- [ASSIGNED TASK]:
In the listing that follows, how many lines have the word "image" in them? Give only the number.
──────
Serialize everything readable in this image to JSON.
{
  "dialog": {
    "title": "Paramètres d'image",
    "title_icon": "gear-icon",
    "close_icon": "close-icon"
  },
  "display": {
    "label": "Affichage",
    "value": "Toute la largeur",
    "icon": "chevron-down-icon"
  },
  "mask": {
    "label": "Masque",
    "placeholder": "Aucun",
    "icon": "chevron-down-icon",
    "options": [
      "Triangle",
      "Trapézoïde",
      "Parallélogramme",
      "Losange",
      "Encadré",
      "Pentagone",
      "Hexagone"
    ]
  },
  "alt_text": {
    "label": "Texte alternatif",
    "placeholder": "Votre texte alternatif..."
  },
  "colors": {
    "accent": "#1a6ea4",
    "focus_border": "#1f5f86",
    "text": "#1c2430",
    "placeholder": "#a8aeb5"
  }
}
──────
- [OUTPUT FOR THIS EXERCISE]:
2